The article was broken into four basic categories with a checklist sort of thing in each category. One category was “Toilet training.” One of the items was “Does she know not to pull down her knickers until she has closed the door to the cubicle?”
If you were a parent and answered that question “No,” what would your next steps be?
Or how about the “Lunchbox” section: “If you bought a new lunch box, does your child know how to open it?” I pictured the headline: Kindergartner Can’t Open Lunch Box—Starves to Death.”
There is a list of contingencies for which you should give your kid an action plan. One contingency to be prepared for: “The child they usually play with is off sick and she has to make new friends?”
Who is thinking up this stuff? Moon mission pre-launch checklists are less complicated. And the trouble is that buried in all this stuff is important advice like “don’t take candy from strangers.”
But it gets worse. There is advertising. Lots of it. For example, a kindergarten is selling their programme for 4 and a half to 5 year olds with the statement:
Highly qualified and motivated teachers encourage and nurture our children to be risk-takers, enquirers, thinkers, communicators, reflective, knowledgeable, caring, open-minded and balanced.
How do you do that for five year olds?
You see what I mean about the challenges of being a parent? You are not only supposed to make sure your kid can open his or her lunchbox and know how to cope with fluid social situations. They must also be a risk-taker, creative, reflective, knowledgeable and caring. Good luck with that.

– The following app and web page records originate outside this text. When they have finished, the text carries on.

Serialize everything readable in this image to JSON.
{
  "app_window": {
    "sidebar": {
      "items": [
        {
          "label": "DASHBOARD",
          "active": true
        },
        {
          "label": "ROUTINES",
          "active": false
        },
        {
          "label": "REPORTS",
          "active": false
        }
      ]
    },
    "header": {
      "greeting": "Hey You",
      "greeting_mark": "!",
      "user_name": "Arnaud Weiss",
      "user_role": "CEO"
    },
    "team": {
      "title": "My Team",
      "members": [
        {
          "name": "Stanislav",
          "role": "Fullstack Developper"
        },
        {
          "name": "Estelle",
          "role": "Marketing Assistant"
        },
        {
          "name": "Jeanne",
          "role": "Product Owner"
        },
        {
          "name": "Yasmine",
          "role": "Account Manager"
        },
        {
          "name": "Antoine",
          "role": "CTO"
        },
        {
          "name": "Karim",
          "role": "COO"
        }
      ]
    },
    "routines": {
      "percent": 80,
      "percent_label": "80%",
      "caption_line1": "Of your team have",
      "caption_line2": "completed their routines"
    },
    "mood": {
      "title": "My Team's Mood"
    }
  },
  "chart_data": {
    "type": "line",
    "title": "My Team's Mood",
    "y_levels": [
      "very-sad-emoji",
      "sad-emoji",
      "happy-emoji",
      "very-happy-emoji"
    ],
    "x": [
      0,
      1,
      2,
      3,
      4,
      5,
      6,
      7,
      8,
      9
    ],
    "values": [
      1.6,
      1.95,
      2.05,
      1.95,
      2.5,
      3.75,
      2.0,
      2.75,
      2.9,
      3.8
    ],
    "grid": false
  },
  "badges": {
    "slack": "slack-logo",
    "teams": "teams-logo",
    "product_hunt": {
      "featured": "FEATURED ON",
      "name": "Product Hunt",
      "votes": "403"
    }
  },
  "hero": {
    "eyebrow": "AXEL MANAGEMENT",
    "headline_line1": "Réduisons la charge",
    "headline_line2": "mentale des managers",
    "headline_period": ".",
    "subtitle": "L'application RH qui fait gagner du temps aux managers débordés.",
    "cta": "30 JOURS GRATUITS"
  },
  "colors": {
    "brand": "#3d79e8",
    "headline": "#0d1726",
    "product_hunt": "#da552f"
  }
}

But it gets even worse when you look at the advertisements, which are conveniently put at the end of the magazine in something called the “Directory.” There are 52 playing card sized ads for various goods and services.

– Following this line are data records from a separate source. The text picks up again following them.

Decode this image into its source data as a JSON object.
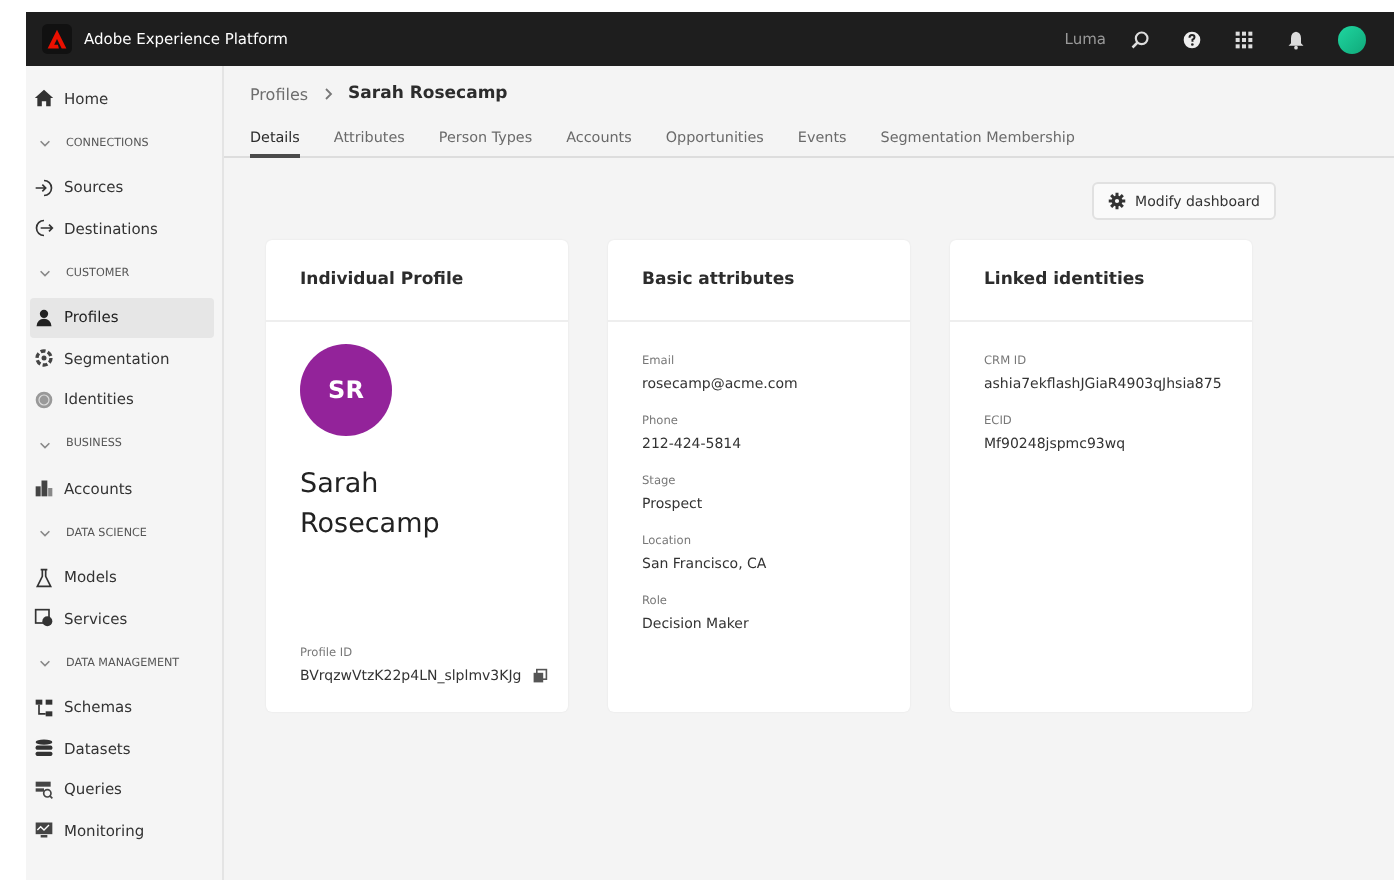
{
  "topbar": {
    "title": "Adobe Experience Platform",
    "org": "Luma"
  },
  "sidebar": {
    "items": [
      {
        "label": "Home",
        "selected": false
      }
    ],
    "sections": [
      {
        "title": "CONNECTIONS",
        "expanded": true,
        "items": [
          {
            "label": "Sources",
            "selected": false
          },
          {
            "label": "Destinations",
            "selected": false
          }
        ]
      },
      {
        "title": "CUSTOMER",
        "expanded": true,
        "items": [
          {
            "label": "Profiles",
            "selected": true
          },
          {
            "label": "Segmentation",
            "selected": false
          },
          {
            "label": "Identities",
            "selected": false
          }
        ]
      },
      {
        "title": "BUSINESS",
        "expanded": true,
        "items": [
          {
            "label": "Accounts",
            "selected": false
          }
        ]
      },
      {
        "title": "DATA SCIENCE",
        "expanded": true,
        "items": [
          {
            "label": "Models",
            "selected": false
          },
          {
            "label": "Services",
            "selected": false
          }
        ]
      },
      {
        "title": "DATA MANAGEMENT",
        "expanded": true,
        "items": [
          {
            "label": "Schemas",
            "selected": false
          },
          {
            "label": "Datasets",
            "selected": false
          },
          {
            "label": "Queries",
            "selected": false
          },
          {
            "label": "Monitoring",
            "selected": false
          }
        ]
      }
    ]
  },
  "breadcrumb": {
    "parent": "Profiles",
    "current": "Sarah Rosecamp"
  },
  "tabs": [
    {
      "label": "Details",
      "selected": true
    },
    {
      "label": "Attributes",
      "selected": false
    },
    {
      "label": "Person Types",
      "selected": false
    },
    {
      "label": "Accounts",
      "selected": false
    },
    {
      "label": "Opportunities",
      "selected": false
    },
    {
      "label": "Events",
      "selected": false
    },
    {
      "label": "Segmentation Membership",
      "selected": false
    }
  ],
  "modify_button": "Modify dashboard",
  "cards": [
    {
      "kind": "profile",
      "title": "Individual Profile",
      "initials": "SR",
      "color": "#93239a",
      "name": "Sarah Rosecamp",
      "id_label": "Profile ID",
      "id_value": "BVrqzwVtzK22p4LN_slplmv3KJg"
    },
    {
      "kind": "fields",
      "title": "Basic attributes",
      "fields": [
        {
          "label": "Email",
          "value": "rosecamp@acme.com"
        },
        {
          "label": "Phone",
          "value": "212-424-5814"
        },
        {
          "label": "Stage",
          "value": "Prospect"
        },
        {
          "label": "Location",
          "value": "San Francisco, CA"
        },
        {
          "label": "Role",
          "value": "Decision Maker"
        }
      ]
    },
    {
      "kind": "fields",
      "title": "Linked identities",
      "fields": [
        {
          "label": "CRM ID",
          "value": "ashia7ekflashJGiaR4903qJhsia875"
        },
        {
          "label": "ECID",
          "value": "Mf90248jspmc93wq"
        }
      ]
    }
  ]
}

Two of the ads stand out. One is for a clothing store that sells “Designer Childrenswear.” The other is for an organisation called “Kids Love Gifts.” What do they do? The ad explains: “Needing gift ideas or too busy to get to the shop? Kids Love Gifts can do all the work for you . . .”
Here, in the midst of the worst economic downturn since the Great Depression, you can find advertised in a free magazine, designer clothing for (growing) children and you can also hire someone to buy their gifts for them because you as a parent are too busy, or don’t communicate enough with your kids to know what they might want. I knew they had a service like this for busy adults, but I didn’t know parents need it to manage their kids.
But one kind of service seemed to predominate in the directory. So I counted them up and found that 31% of the ads are for party services. (Second place is for products like bedwetting mattress protectors and photographers).
I don’t remember any of my birthdays or birthday parties, but today’s parents are under the gun to make each birthday “The Birthday of a Lifetime” for your caring, reflective, open-minded and balanced child. But don’t worry. You can hire a service to handle it all for you.
The top of the line service (and let’s face it, why settle for second best) includes “Party Planning, Entertainers, Catering and Event Creche.”
Can anyone help me out with the concept of an “Event Creche?” As far as I understand it, a creche is where you put little kids. I’m assuming you don’t spring for a party for your kid and then put the kid in the crèche while you enjoy the magic show. So I’m guessing this is for younger siblings who may not be ready to party hardy. I don’t get it.
There are a lot of things I don’t get. Like why kids attending birthday parties today expect a “goody bag.” This is another service that can be provided. I would have thought ice cream and cake would be sufficient reward.
But no. And neither is socializing apparently. The parties have to be themed and there are companies that specialize in various themes such as magic, fairies, sports, clowns, laser tag, bowling, rock star, and the worrisome “Tarzan Tree Adventures.” I don’t know about you, but I don’t want to know.
It sort of makes you wonder what these kids are going to expect for their 16th birthdays.